## Exercise description
How many lines of the data contain the word "value"? Give only that number.

_ _ _ _

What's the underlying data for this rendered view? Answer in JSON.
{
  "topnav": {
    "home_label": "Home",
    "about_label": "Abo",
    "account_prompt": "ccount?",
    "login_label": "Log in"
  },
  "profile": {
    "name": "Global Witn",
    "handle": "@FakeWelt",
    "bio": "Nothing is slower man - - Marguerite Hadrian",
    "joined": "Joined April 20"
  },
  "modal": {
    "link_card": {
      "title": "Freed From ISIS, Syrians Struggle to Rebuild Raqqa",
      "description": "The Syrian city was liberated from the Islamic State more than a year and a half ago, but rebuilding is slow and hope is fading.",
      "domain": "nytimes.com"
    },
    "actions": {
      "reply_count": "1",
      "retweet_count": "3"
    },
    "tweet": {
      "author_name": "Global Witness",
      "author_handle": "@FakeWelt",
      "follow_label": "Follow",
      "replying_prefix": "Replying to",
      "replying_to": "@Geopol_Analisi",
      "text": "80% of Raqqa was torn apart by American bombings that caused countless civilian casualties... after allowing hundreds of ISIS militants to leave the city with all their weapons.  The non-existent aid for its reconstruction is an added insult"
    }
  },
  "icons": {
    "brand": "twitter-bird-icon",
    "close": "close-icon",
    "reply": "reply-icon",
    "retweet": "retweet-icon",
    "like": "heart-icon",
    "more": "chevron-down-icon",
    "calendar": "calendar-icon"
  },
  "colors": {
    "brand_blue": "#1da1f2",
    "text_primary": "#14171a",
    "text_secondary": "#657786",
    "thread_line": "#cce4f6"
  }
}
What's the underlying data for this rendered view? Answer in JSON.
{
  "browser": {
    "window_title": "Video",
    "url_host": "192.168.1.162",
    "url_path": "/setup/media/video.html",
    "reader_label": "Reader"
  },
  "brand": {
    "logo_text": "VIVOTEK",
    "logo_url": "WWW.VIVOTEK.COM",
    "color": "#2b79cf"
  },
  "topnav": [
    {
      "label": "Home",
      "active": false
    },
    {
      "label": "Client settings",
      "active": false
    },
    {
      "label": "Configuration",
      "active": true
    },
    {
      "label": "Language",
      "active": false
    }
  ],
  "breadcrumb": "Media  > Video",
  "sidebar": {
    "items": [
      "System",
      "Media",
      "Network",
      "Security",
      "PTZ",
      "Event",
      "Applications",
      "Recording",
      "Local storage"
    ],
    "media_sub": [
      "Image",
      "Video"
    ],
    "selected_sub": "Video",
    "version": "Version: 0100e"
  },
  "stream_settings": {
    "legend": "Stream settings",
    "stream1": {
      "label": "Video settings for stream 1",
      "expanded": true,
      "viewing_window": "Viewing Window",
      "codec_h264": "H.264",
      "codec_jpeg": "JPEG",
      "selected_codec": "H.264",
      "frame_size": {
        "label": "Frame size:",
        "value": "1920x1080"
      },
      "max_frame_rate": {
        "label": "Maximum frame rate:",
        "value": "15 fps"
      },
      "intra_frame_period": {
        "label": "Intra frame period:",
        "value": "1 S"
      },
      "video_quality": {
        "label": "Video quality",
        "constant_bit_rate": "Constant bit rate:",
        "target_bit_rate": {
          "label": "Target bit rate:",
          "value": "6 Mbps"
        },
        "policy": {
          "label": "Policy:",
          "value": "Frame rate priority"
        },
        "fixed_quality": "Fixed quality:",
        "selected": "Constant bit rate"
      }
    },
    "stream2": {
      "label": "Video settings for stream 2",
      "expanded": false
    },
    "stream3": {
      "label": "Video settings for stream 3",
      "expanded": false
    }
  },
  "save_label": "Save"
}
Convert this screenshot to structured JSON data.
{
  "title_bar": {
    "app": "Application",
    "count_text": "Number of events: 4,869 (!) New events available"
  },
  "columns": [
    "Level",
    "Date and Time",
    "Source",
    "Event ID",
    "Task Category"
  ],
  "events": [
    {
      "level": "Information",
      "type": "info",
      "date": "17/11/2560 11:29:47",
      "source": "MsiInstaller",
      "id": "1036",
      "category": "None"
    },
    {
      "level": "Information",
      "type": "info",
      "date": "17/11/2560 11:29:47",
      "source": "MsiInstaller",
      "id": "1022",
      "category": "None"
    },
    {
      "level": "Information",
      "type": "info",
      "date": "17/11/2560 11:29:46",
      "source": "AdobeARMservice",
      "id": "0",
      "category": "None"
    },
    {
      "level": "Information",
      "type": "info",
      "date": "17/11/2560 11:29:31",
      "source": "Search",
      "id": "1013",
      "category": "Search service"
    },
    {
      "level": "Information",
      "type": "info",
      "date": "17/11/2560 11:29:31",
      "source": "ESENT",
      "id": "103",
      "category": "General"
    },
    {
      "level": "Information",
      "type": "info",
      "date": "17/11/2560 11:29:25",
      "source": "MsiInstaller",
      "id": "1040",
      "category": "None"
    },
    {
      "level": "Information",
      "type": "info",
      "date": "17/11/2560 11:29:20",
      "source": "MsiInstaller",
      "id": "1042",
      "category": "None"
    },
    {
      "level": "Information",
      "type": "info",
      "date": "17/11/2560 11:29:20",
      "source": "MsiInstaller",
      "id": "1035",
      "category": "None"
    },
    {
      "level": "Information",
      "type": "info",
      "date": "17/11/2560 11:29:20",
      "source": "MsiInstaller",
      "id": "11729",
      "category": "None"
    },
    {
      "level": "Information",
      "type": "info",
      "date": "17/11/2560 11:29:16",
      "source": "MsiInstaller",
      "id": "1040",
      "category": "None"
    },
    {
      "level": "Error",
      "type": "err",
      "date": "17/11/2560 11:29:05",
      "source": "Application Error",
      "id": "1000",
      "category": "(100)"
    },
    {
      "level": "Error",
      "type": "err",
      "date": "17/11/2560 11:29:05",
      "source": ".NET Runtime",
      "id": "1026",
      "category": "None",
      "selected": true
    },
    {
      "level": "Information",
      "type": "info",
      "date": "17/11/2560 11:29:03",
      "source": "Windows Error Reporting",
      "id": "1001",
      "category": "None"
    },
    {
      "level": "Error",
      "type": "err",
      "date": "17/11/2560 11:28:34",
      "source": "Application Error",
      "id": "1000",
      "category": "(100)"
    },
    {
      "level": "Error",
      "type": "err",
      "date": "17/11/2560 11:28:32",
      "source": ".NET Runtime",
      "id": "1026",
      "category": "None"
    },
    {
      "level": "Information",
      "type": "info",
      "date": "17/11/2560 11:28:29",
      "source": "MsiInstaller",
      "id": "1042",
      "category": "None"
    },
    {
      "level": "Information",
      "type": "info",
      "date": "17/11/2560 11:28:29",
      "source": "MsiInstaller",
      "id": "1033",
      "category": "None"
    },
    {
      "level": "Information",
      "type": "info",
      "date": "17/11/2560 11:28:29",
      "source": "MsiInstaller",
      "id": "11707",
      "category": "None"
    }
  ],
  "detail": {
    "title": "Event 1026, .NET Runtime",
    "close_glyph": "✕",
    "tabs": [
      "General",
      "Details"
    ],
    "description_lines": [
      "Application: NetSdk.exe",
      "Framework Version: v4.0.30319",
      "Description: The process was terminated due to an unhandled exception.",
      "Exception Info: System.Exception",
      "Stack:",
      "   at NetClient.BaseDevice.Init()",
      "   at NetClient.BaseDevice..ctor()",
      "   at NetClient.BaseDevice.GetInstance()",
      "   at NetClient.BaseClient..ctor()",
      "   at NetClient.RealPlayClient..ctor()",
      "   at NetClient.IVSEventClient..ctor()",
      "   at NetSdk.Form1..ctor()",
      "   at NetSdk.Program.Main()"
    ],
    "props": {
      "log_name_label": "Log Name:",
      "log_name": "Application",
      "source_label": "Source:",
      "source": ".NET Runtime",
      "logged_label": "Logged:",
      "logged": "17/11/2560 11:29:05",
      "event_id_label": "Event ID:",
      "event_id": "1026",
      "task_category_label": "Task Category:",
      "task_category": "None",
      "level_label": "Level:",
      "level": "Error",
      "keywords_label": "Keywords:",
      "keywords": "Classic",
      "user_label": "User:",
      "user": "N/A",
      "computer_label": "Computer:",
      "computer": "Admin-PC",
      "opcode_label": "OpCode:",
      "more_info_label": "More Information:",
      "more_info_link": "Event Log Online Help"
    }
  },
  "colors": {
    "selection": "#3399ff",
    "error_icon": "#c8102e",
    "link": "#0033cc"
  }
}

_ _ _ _

## Response to the exercise
5